> **What the exercise asks**
Make an exact copy of the data below, leaving out every picture.
════════════════════
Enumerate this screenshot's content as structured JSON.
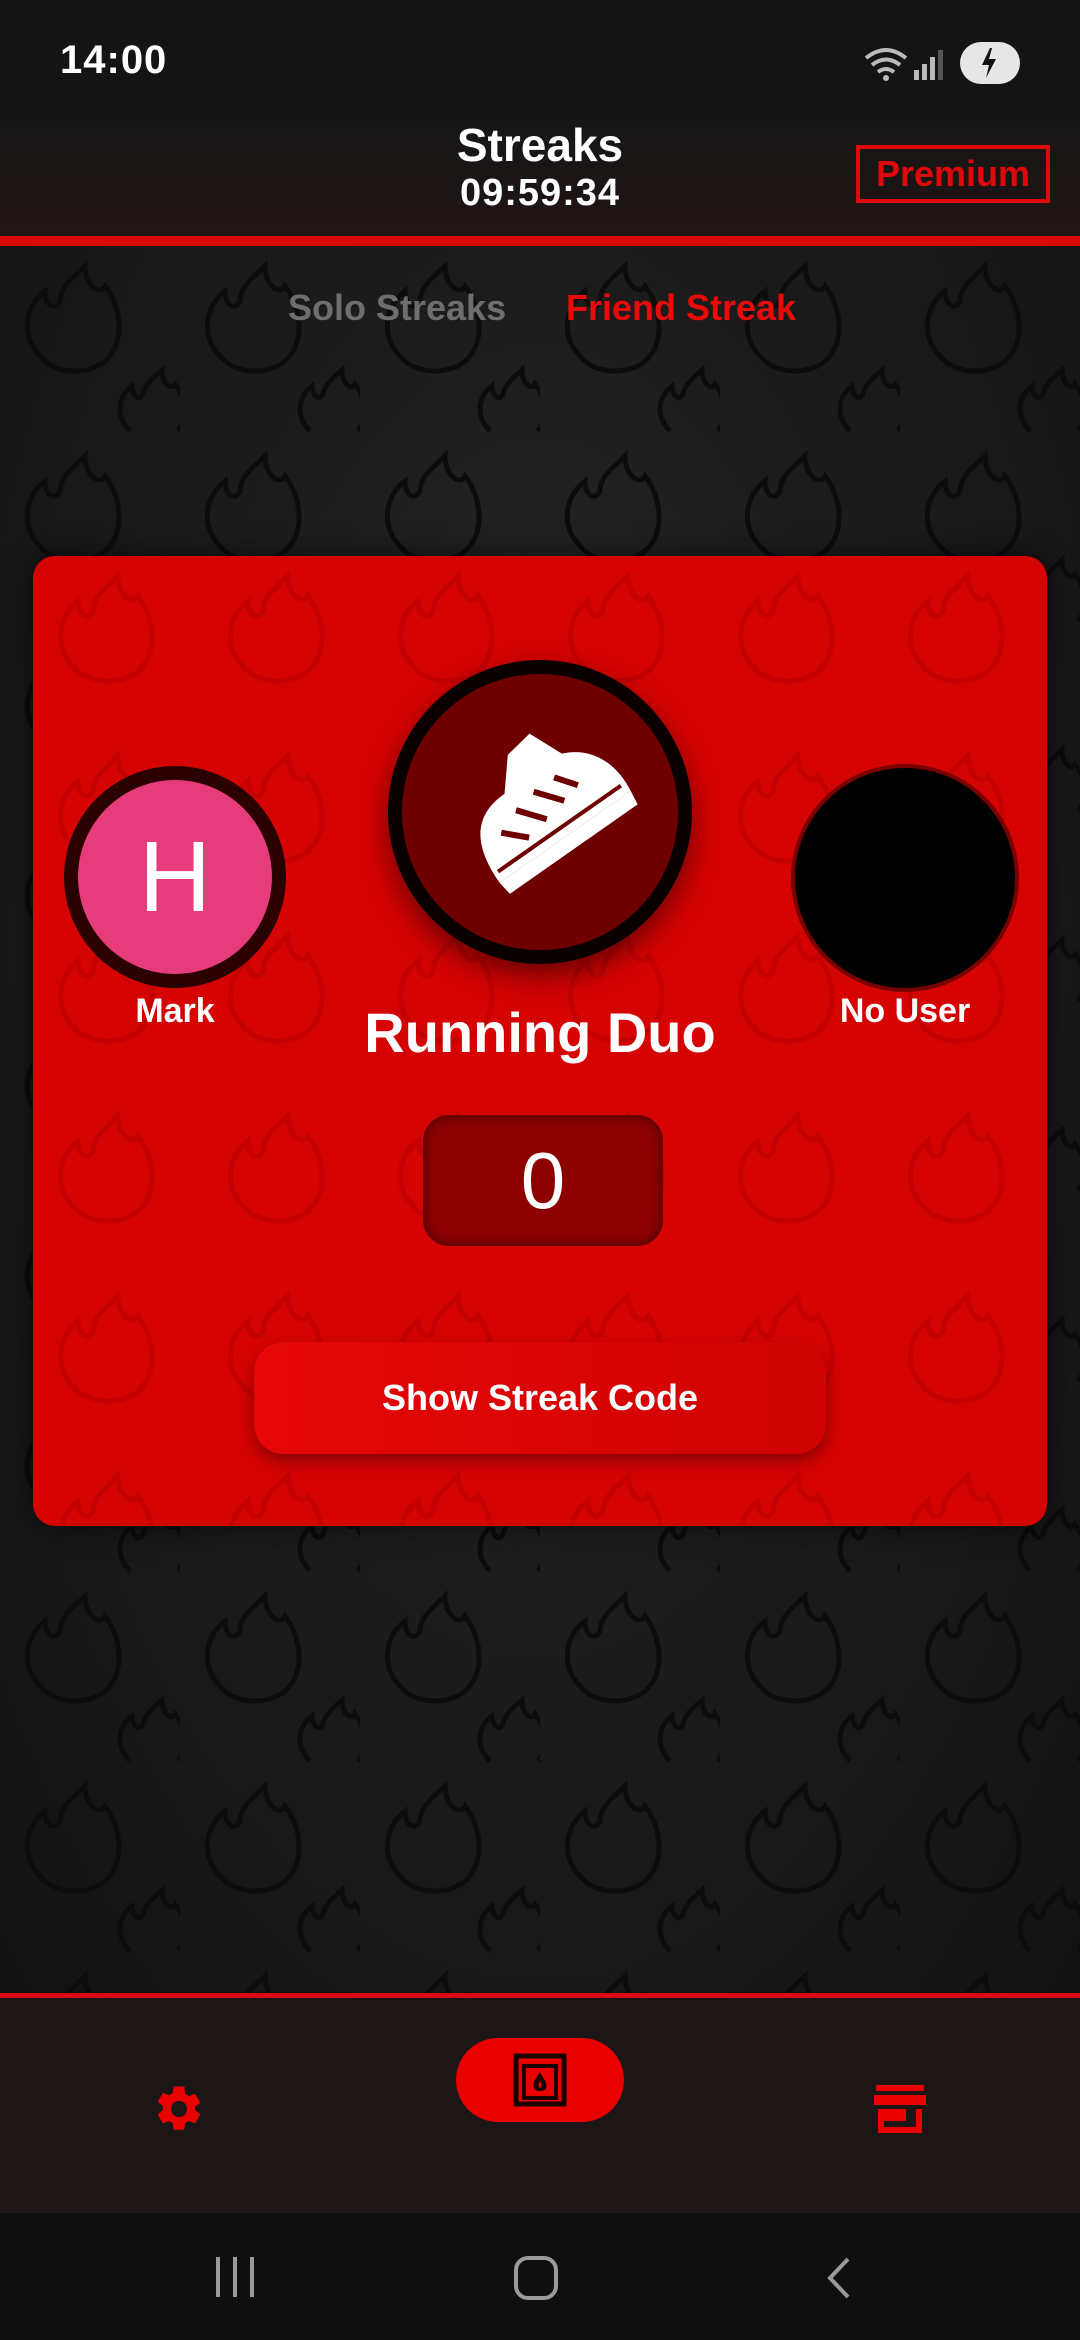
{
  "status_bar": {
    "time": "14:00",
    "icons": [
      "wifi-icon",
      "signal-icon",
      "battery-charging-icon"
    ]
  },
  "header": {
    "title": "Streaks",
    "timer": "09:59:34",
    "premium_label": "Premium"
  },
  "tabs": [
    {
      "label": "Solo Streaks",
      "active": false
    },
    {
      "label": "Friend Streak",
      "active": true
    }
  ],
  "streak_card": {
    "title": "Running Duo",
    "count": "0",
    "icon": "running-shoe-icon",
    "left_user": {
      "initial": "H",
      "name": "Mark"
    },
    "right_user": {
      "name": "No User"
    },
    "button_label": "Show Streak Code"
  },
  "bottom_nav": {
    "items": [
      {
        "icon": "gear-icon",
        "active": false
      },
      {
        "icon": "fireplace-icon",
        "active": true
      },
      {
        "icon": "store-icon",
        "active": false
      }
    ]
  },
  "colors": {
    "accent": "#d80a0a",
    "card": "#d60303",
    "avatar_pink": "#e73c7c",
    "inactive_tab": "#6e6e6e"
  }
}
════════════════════
> **Result of the task**
Enumerate this screenshot's content as structured JSON.
{
  "status_bar": {
    "time": "14:00",
    "icons": [
      "wifi-icon",
      "signal-icon",
      "battery-charging-icon"
    ]
  },
  "header": {
    "title": "Streaks",
    "timer": "09:59:34",
    "premium_label": "Premium"
  },
  "tabs": [
    {
      "label": "Solo Streaks",
      "active": false
    },
    {
      "label": "Friend Streak",
      "active": true
    }
  ],
  "streak_card": {
    "title": "Running Duo",
    "count": "0",
    "icon": "running-shoe-icon",
    "left_user": {
      "initial": "H",
      "name": "Mark"
    },
    "right_user": {
      "name": "No User"
    },
    "button_label": "Show Streak Code"
  },
  "bottom_nav": {
    "items": [
      {
        "icon": "gear-icon",
        "active": false
      },
      {
        "icon": "fireplace-icon",
        "active": true
      },
      {
        "icon": "store-icon",
        "active": false
      }
    ]
  },
  "colors": {
    "accent": "#d80a0a",
    "card": "#d60303",
    "avatar_pink": "#e73c7c",
    "inactive_tab": "#6e6e6e"
  }
}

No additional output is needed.